Published on October 16th, 2012 | by Julie Finn1
How-to: DIY Tree Branch Checkers
You always need more checkers. I mean, surely it’s not just me who sits down to a game with my kid only to discover that at least half of our game pieces have vanished. Seriously, tell me that happens to everyone.
Fortunately, checkers are dead easy to DIY. For these tree branch checkers, all you need is a fallen branch, a saw, and a fun idea for embellishment (Hint: we used liquid watercolors and Sharpies).
Any tree branch will do, as long as the diameter of the wood slices will be smaller than the squares on your checkerboard. For these particular checkers we used fir, specifically the trunk of the fir tree that was our Christmas tree last year (yes, I DID save it from last Christmas! AND I made tree blocks with the rest of the trunk!). If you don’t have trees in your yard, then take a walk through your neighborhood park after a storm and save the Parks Department a little clean-up work.
If you want to sand the top and bottom of your checkers, do it now. Sanding the checkers will allow you to varnish or otherwise seal them, so it’s a good idea.
To stain our checkers, we used liquid watercolors as a wood stain. Other options are acrylic paints or dark and light varnishes; as long as you can differentiate two distinct sets of twelve, there’s no need to make your own checkers specifically red and black.
After our checkers were dry from their staining, my older daughter drew crowns on one side of each checker, using a black Sharpie for the red checkers and a silver Sharpie for the black checkers. Another option would be to wood burn the crowns on, or to add another embellishment, such as stickers, to one side to represent the crown. You can also embellish the checkers any other way that you’d like at this time.
When you’re finished staining and decorating the checkers, seal them to protect them from water, greasy fingers, and coffee spills. If you’ve added stickers or other paper embellishments to the checkers, use Mod Podge or a similar varnish; if you’ve only stained and drawn on them, seal them with a natural wood polish, such as the DIY beeswax wood polish that I always use.

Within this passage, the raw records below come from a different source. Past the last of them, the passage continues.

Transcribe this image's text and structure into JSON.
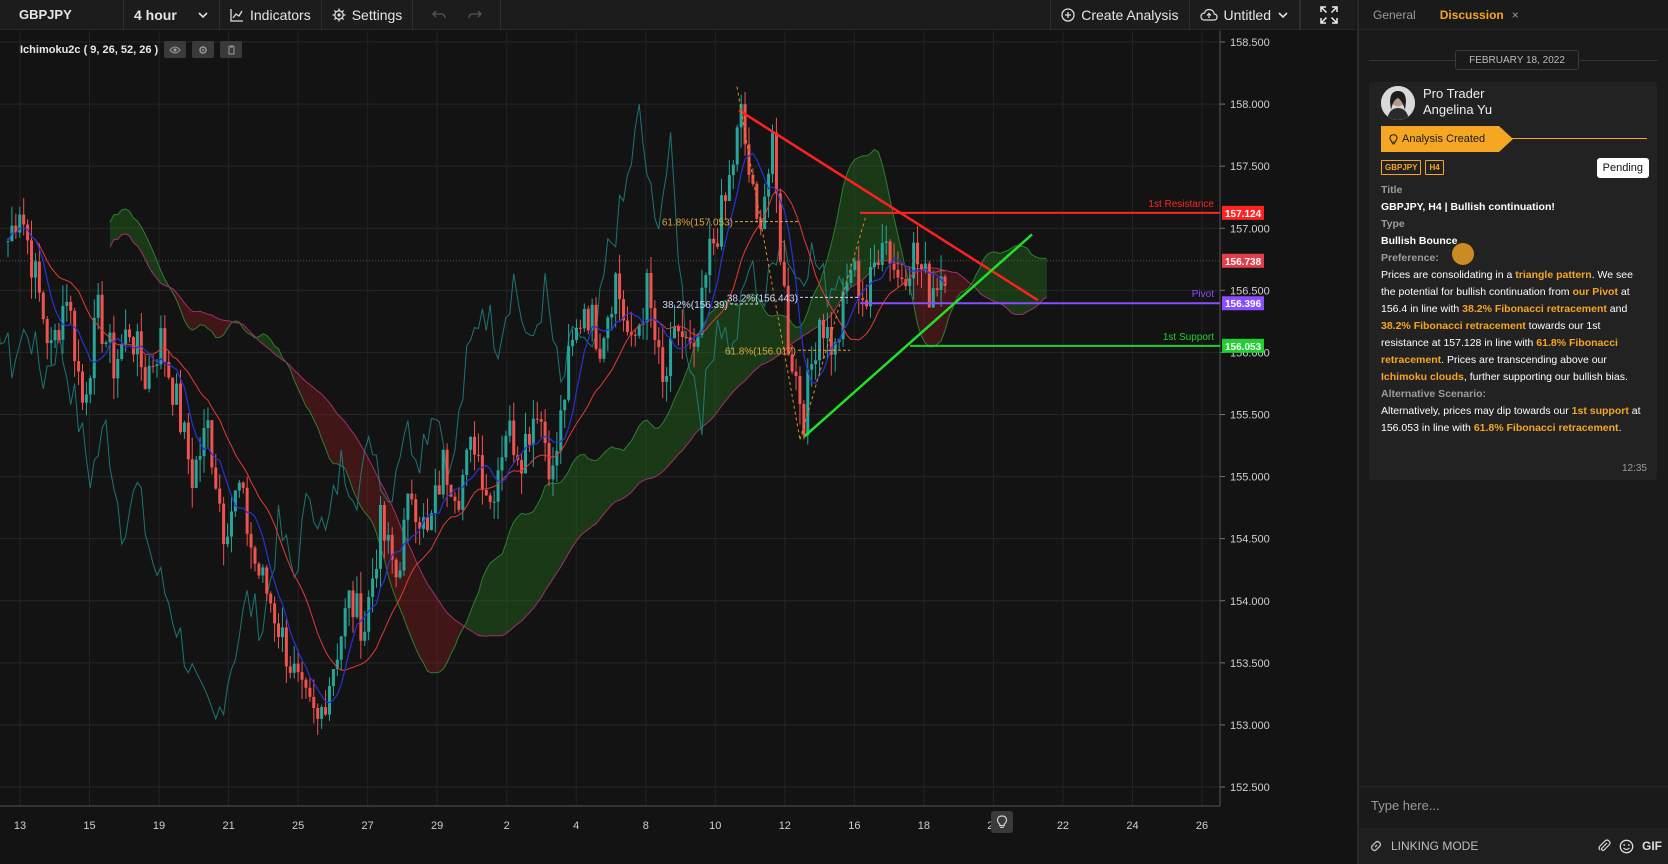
{
  "toolbar": {
    "symbol": "GBPJPY",
    "interval": "4 hour",
    "indicators_label": "Indicators",
    "settings_label": "Settings",
    "create_analysis_label": "Create Analysis",
    "layout_name": "Untitled"
  },
  "indicator": {
    "label": "Ichimoku2c ( 9, 26, 52, 26 )"
  },
  "chart_data": {
    "type": "candlestick",
    "symbol": "GBPJPY",
    "timeframe": "H4",
    "x_tick_labels": [
      "13",
      "15",
      "19",
      "21",
      "25",
      "27",
      "29",
      "2",
      "4",
      "8",
      "10",
      "12",
      "16",
      "18",
      "20",
      "22",
      "24",
      "26"
    ],
    "y_tick_labels": [
      "158.500",
      "158.000",
      "157.500",
      "157.000",
      "156.500",
      "156.000",
      "155.500",
      "155.000",
      "154.500",
      "154.000",
      "153.500",
      "153.000",
      "152.500"
    ],
    "ylim": [
      152.5,
      158.5
    ],
    "grid": true,
    "price_levels": [
      {
        "name": "1st Resistance",
        "value": "157.124",
        "color": "#ff2424"
      },
      {
        "name": "",
        "value": "156.738",
        "color": "#e0404a"
      },
      {
        "name": "Pivot",
        "value": "156.396",
        "color": "#8a4dff"
      },
      {
        "name": "1st Support",
        "value": "156.053",
        "color": "#1fd12e"
      }
    ],
    "fib_labels": [
      "61.8%(157.053)",
      "38.2%(156.39)",
      "38.2%(156.443)",
      "61.8%(156.017)"
    ],
    "close_path": [
      [
        0,
        156.9
      ],
      [
        3,
        157.2
      ],
      [
        7,
        156.6
      ],
      [
        11,
        156.0
      ],
      [
        15,
        156.5
      ],
      [
        19,
        155.6
      ],
      [
        23,
        156.3
      ],
      [
        27,
        155.9
      ],
      [
        31,
        156.2
      ],
      [
        35,
        155.8
      ],
      [
        39,
        156.1
      ],
      [
        43,
        155.6
      ],
      [
        47,
        155.0
      ],
      [
        51,
        155.4
      ],
      [
        55,
        154.6
      ],
      [
        59,
        154.9
      ],
      [
        63,
        154.3
      ],
      [
        67,
        154.0
      ],
      [
        71,
        153.6
      ],
      [
        75,
        153.2
      ],
      [
        79,
        153.0
      ],
      [
        83,
        153.5
      ],
      [
        87,
        154.0
      ],
      [
        91,
        153.8
      ],
      [
        95,
        154.6
      ],
      [
        99,
        154.2
      ],
      [
        103,
        154.9
      ],
      [
        107,
        154.5
      ],
      [
        111,
        155.1
      ],
      [
        115,
        154.9
      ],
      [
        119,
        155.3
      ],
      [
        123,
        154.8
      ],
      [
        127,
        155.4
      ],
      [
        131,
        155.2
      ],
      [
        135,
        155.6
      ],
      [
        139,
        155.0
      ],
      [
        143,
        155.9
      ],
      [
        147,
        156.4
      ],
      [
        151,
        156.1
      ],
      [
        155,
        156.6
      ],
      [
        159,
        156.0
      ],
      [
        163,
        156.5
      ],
      [
        167,
        155.7
      ],
      [
        171,
        156.2
      ],
      [
        175,
        155.9
      ],
      [
        179,
        156.8
      ],
      [
        183,
        157.2
      ],
      [
        187,
        157.9
      ],
      [
        191,
        157.0
      ],
      [
        195,
        157.6
      ],
      [
        199,
        156.1
      ],
      [
        203,
        155.5
      ],
      [
        207,
        156.3
      ],
      [
        211,
        156.0
      ],
      [
        215,
        156.7
      ],
      [
        219,
        156.4
      ],
      [
        223,
        157.0
      ],
      [
        227,
        156.6
      ],
      [
        231,
        156.8
      ],
      [
        235,
        156.5
      ],
      [
        239,
        156.7
      ]
    ]
  },
  "panel": {
    "tab_general": "General",
    "tab_discussion": "Discussion",
    "tab_close": "×",
    "date": "FEBRUARY 18, 2022",
    "author_line1": "Pro Trader",
    "author_line2": "Angelina Yu",
    "status": "Analysis Created",
    "tag_symbol": "GBPJPY",
    "tag_timeframe": "H4",
    "pending": "Pending",
    "title_label": "Title",
    "title": "GBPJPY, H4 | Bullish continuation!",
    "type_label": "Type",
    "type": "Bullish Bounce",
    "preference_label": "Preference:",
    "pref_1": "Prices are consolidating in a ",
    "pref_hl_1": "triangle pattern",
    "pref_2": ". We see the potential for bullish continuation from ",
    "pref_hl_2": "our Pivot",
    "pref_3": " at 156.4 in line with ",
    "pref_hl_3": "38.2% Fibonacci retracement",
    "pref_4": " and ",
    "pref_hl_4": "38.2% Fibonacci retracement",
    "pref_5": " towards our 1st resistance at 157.128 in line with ",
    "pref_hl_5": "61.8% Fibonacci retracement",
    "pref_6": ". Prices are transcending above our ",
    "pref_hl_6": "Ichimoku clouds",
    "pref_7": ", further supporting our bullish bias.",
    "alt_label": "Alternative Scenario:",
    "alt_1": "Alternatively, prices may dip towards our ",
    "alt_hl_1": "1st support",
    "alt_2": " at 156.053 in line with ",
    "alt_hl_2": "61.8% Fibonacci retracement",
    "alt_3": ".",
    "time": "12:35",
    "input_placeholder": "Type here...",
    "linking_mode": "LINKING MODE",
    "gif": "GIF"
  },
  "colors": {
    "accent": "#f5a623",
    "bull": "#26a69a",
    "bear": "#ef5350",
    "resistance": "#ff2424",
    "support": "#1fd12e",
    "pivot": "#8a4dff"
  }
}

These homemade checkers are a lot of fun to use on a regular checkerboard, but I’ve been thinking how much more special they would be combined with their very own homemade checkerboard, too. Stay tuned!